Sales Strategies does partner with vendor Nexsan Technologies, Woodland Hills, Calif., which has a similar product, Fanelli said.

Disk-based backup systems are emerging as a new class of storage systems that will sit in an emerging tiered architecture consisting of primary online disks, disk-based backup systems and existing tape-drive subsystems for archival storage, Major said.

This new layer of storage will make recovery of data from a backup system substantially faster while also providing a medium for backup systems that is more reliable than tape. Pricing for disk-based backup systems is expected to range from about $10 to $20 per Gbyte, compared with $30 to $100 per Gbyte for primary online storage and 30 cents to $1.50 per Gbyte for tape-backup systems.

Thomas said StorageTek plans to follow up the BladeStore launch with co-marketing partnerships with solutions providers and new certification programs built around the entire StorageTek product lineup.

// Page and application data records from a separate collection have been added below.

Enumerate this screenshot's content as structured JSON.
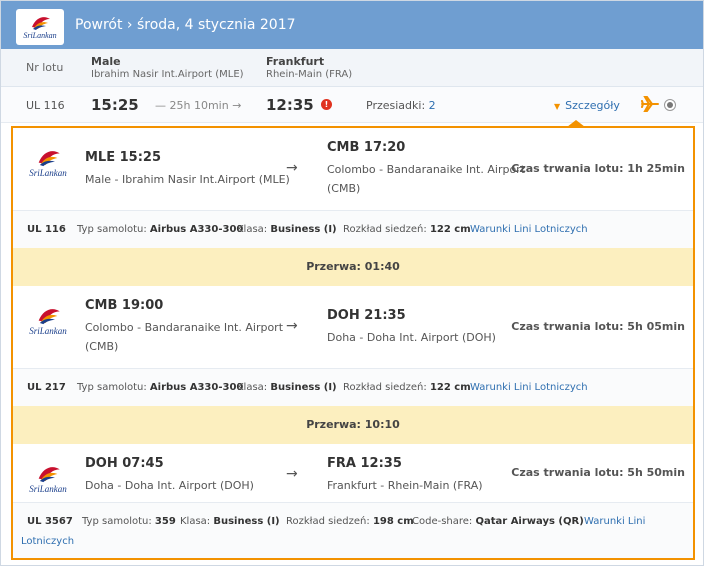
{
  "header": {
    "logo_text": "SriLankan",
    "title": "Powrót › środa, 4 stycznia 2017"
  },
  "route": {
    "nr_lotu_label": "Nr lotu",
    "from_city": "Male",
    "from_airport": "Ibrahim Nasir Int.Airport (MLE)",
    "to_city": "Frankfurt",
    "to_airport": "Rhein-Main (FRA)"
  },
  "summary": {
    "flight_number": "UL 116",
    "departure": "15:25",
    "duration": "— 25h 10min →",
    "arrival": "12:35",
    "warning_glyph": "!",
    "stops_label": "Przesiadki:",
    "stops_count": "2",
    "details_label": "Szczegóły"
  },
  "segments": [
    {
      "logo_text": "SriLankan",
      "dep_time": "MLE 15:25",
      "dep_place": "Male - Ibrahim Nasir Int.Airport (MLE)",
      "arrow": "→",
      "arr_time": "CMB 17:20",
      "arr_place_1": "Colombo - Bandaranaike Int. Airport",
      "arr_place_2": "(CMB)",
      "duration": "Czas trwania lotu: 1h 25min",
      "info": {
        "flight": "UL 116",
        "aircraft_label": "Typ samolotu:",
        "aircraft": "Airbus A330-300",
        "class_label": "Klasa:",
        "class": "Business (I)",
        "seat_label": "Rozkład siedzeń:",
        "seat": "122 cm",
        "terms": "Warunki Lini Lotniczych"
      }
    },
    {
      "logo_text": "SriLankan",
      "dep_time": "CMB 19:00",
      "dep_place_1": "Colombo - Bandaranaike Int. Airport",
      "dep_place_2": "(CMB)",
      "arrow": "→",
      "arr_time": "DOH 21:35",
      "arr_place": "Doha - Doha Int. Airport (DOH)",
      "duration": "Czas trwania lotu: 5h 05min",
      "info": {
        "flight": "UL 217",
        "aircraft_label": "Typ samolotu:",
        "aircraft": "Airbus A330-300",
        "class_label": "Klasa:",
        "class": "Business (I)",
        "seat_label": "Rozkład siedzeń:",
        "seat": "122 cm",
        "terms": "Warunki Lini Lotniczych"
      }
    },
    {
      "logo_text": "SriLankan",
      "dep_time": "DOH 07:45",
      "dep_place": "Doha - Doha Int. Airport (DOH)",
      "arrow": "→",
      "arr_time": "FRA 12:35",
      "arr_place": "Frankfurt - Rhein-Main (FRA)",
      "duration": "Czas trwania lotu: 5h 50min",
      "info": {
        "flight": "UL 3567",
        "aircraft_label": "Typ samolotu:",
        "aircraft": "359",
        "class_label": "Klasa:",
        "class": "Business (I)",
        "seat_label": "Rozkład siedzeń:",
        "seat": "198 cm",
        "codeshare_label": "Code-share:",
        "codeshare": "Qatar Airways (QR)",
        "terms_1": "Warunki Lini",
        "terms_2": "Lotniczych"
      }
    }
  ],
  "breaks": [
    {
      "label": "Przerwa: 01:40"
    },
    {
      "label": "Przerwa: 10:10"
    }
  ],
  "colors": {
    "header": "#6f9ed1",
    "accent": "#f39200",
    "link": "#2f6fb0",
    "break_bg": "#fcefbf",
    "warning": "#e0321f"
  },
  "icons": {
    "airline_logo": "srilankan-peacock-logo",
    "warning": "warning-icon",
    "plane": "plane-icon",
    "radio": "radio-button-icon",
    "details_toggle": "triangle-down-icon"
  }
}
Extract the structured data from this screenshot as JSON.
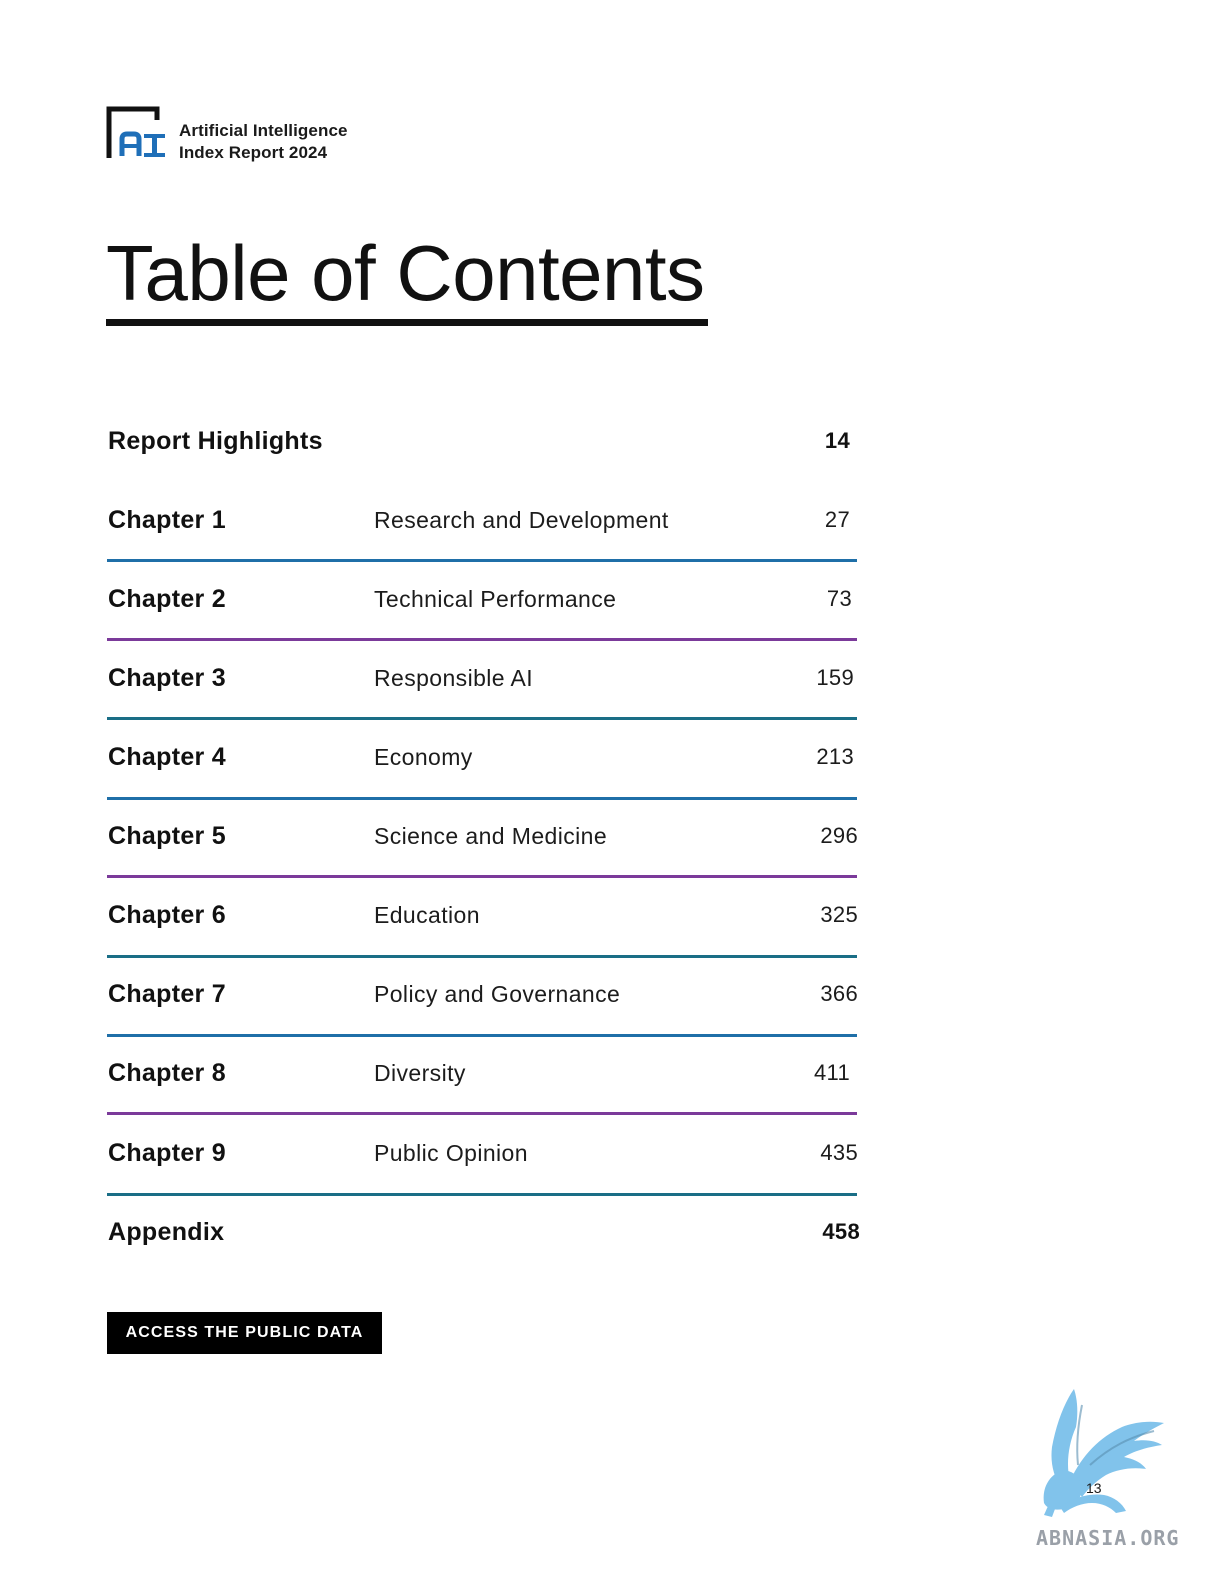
{
  "header": {
    "logo_line1": "Artificial Intelligence",
    "logo_line2": "Index Report 2024",
    "logo_colors": {
      "frame": "#111111",
      "letters": "#1f6fb8"
    }
  },
  "title": "Table of Contents",
  "toc": {
    "highlights": {
      "label": "Report Highlights",
      "page": "14"
    },
    "chapters": [
      {
        "label": "Chapter 1",
        "topic": "Research and Development",
        "page": "27",
        "color": "#1f6fa8"
      },
      {
        "label": "Chapter 2",
        "topic": "Technical Performance",
        "page": "73",
        "color": "#7b3a9a"
      },
      {
        "label": "Chapter 3",
        "topic": "Responsible AI",
        "page": "159",
        "color": "#1a6e86"
      },
      {
        "label": "Chapter 4",
        "topic": "Economy",
        "page": "213",
        "color": "#1f6fa8"
      },
      {
        "label": "Chapter 5",
        "topic": "Science and Medicine",
        "page": "296",
        "color": "#7b3a9a"
      },
      {
        "label": "Chapter 6",
        "topic": "Education",
        "page": "325",
        "color": "#1a6e86"
      },
      {
        "label": "Chapter 7",
        "topic": "Policy and Governance",
        "page": "366",
        "color": "#1f6fa8"
      },
      {
        "label": "Chapter 8",
        "topic": "Diversity",
        "page": "411",
        "color": "#7b3a9a"
      },
      {
        "label": "Chapter 9",
        "topic": "Public Opinion",
        "page": "435",
        "color": "#1a6e86"
      }
    ],
    "appendix": {
      "label": "Appendix",
      "page": "458"
    }
  },
  "public_data_button": "ACCESS THE PUBLIC DATA",
  "page_number": "13",
  "watermark": {
    "text": "ABNASIA.ORG",
    "color": "#6fb8e6"
  }
}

The BladeStore Disk system is also part of a new set of storage devices leveraging the server blade architectures that are beginning to reshape data centers. Up to five Maxtor ATA drives can fit on a single server blade, and 10 server blades can be configured in a disk array to provide up to 8 Tbytes of storage using parallel ATA technology developed by StorageTek.

Starting in the second quarter of next year, solution providers should also expect to see serial ATA drives configured on blade servers to provide primary online backup at price points that would put pressure on existing Fibre Channel products, Thomas said.

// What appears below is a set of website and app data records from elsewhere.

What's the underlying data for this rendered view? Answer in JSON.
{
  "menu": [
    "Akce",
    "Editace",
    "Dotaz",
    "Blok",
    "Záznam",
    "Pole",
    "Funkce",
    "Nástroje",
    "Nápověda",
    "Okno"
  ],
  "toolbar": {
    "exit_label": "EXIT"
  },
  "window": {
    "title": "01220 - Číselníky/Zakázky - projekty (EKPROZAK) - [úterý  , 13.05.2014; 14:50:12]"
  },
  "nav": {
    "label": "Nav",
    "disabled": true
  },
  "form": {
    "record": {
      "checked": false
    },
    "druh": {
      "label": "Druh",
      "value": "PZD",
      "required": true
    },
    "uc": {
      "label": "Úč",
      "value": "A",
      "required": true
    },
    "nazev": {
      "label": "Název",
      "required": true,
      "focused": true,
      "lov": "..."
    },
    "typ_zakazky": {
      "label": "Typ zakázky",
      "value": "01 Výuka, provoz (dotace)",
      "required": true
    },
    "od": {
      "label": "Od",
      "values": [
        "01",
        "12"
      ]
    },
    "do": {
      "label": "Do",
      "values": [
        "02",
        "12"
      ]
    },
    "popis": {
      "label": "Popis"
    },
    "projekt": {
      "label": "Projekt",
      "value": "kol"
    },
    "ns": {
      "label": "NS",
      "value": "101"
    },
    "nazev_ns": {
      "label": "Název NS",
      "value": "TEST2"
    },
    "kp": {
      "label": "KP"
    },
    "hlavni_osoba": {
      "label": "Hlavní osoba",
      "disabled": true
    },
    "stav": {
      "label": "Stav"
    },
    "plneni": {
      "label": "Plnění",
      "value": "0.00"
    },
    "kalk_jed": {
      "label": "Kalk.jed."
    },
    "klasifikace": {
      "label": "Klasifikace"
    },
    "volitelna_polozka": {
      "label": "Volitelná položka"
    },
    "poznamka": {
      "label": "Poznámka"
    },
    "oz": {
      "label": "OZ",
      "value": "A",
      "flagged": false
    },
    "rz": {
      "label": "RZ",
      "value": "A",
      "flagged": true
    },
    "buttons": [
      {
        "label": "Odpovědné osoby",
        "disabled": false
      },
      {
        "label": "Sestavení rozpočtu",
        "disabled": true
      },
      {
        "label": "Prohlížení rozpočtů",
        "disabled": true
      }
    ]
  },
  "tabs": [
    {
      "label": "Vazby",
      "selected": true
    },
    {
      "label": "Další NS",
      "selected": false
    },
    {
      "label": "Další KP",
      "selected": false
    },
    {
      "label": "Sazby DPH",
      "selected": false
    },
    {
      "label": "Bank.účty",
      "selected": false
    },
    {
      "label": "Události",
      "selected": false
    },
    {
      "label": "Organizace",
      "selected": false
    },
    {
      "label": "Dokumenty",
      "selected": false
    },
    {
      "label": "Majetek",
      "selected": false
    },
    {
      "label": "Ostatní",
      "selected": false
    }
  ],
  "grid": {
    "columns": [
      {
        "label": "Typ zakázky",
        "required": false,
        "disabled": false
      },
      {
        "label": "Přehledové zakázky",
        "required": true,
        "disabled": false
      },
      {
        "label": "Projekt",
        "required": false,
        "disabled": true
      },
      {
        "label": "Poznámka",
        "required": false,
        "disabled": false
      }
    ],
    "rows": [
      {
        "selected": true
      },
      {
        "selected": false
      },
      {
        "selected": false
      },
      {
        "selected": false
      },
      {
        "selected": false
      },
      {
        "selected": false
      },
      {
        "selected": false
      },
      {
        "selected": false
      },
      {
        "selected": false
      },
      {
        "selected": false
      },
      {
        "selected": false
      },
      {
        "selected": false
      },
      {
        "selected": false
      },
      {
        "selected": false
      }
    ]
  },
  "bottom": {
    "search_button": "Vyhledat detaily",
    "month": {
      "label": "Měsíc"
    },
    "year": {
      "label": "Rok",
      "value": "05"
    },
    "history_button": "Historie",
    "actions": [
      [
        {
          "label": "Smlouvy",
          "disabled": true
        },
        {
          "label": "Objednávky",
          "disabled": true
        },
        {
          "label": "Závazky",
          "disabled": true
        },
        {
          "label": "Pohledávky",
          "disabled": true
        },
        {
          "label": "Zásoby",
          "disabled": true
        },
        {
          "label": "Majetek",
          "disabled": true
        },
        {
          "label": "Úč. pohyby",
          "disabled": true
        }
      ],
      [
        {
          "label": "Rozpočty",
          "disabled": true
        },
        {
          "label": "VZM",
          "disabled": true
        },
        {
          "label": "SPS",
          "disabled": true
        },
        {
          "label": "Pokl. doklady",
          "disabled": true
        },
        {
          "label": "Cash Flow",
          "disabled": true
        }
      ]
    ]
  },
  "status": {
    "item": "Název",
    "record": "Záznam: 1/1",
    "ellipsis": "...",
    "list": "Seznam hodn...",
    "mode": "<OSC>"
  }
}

StorageTek has been selling entry-level hard-drive arrays built by LSI Logic for some time, but the BladeStore was developed in-house, StorageTek executives said. LSI Logic, however, developed a related product, the BC84 controller, which turns multiple stand-alone BladeStores into a complete RAID subsystem.

Quantum's DX30 was actually announced in March but is only now becoming available, Jackson said. It is already in use at about 40 beta sites, and about eight solution providers are participating in the company's beta program, he said.

The DX30 capacity is fixed at 3.8 Tbytes, which amounts to about 3 Tbytes when configured for RAID 5. Throughput for the 2-Gbps Fibre Channel system is about 80 Mbytes per second, Jackson said.

While it is hard-disk-based, the DX30 emulates a tape library with two to six tape drives, Jackson said. It supports cloning to physical tape cartridges for off-site storage. "It presents itself to the backup software as a tape library, not a disk array," he said.

The list price for a fully configured DX30 is about $55,000, or about $16 per Gbyte.

Early next year, Quantum plans to allow the capacity of the DX30 to be expanded by 3 Tbytes, Jackson said. Improved scalability and hardware compression capabilities will follow, he said.

While it's nice to be able offer tapeless backup systems to customers, one should never discount the usability and long-term viability of tape, Fanelli said. "People who say you don't need tape are crazy," he said. "You still need tape for backups. You still need [tape's archival capability. Tape will always be used for less critical information, things that can wait a week before being restored."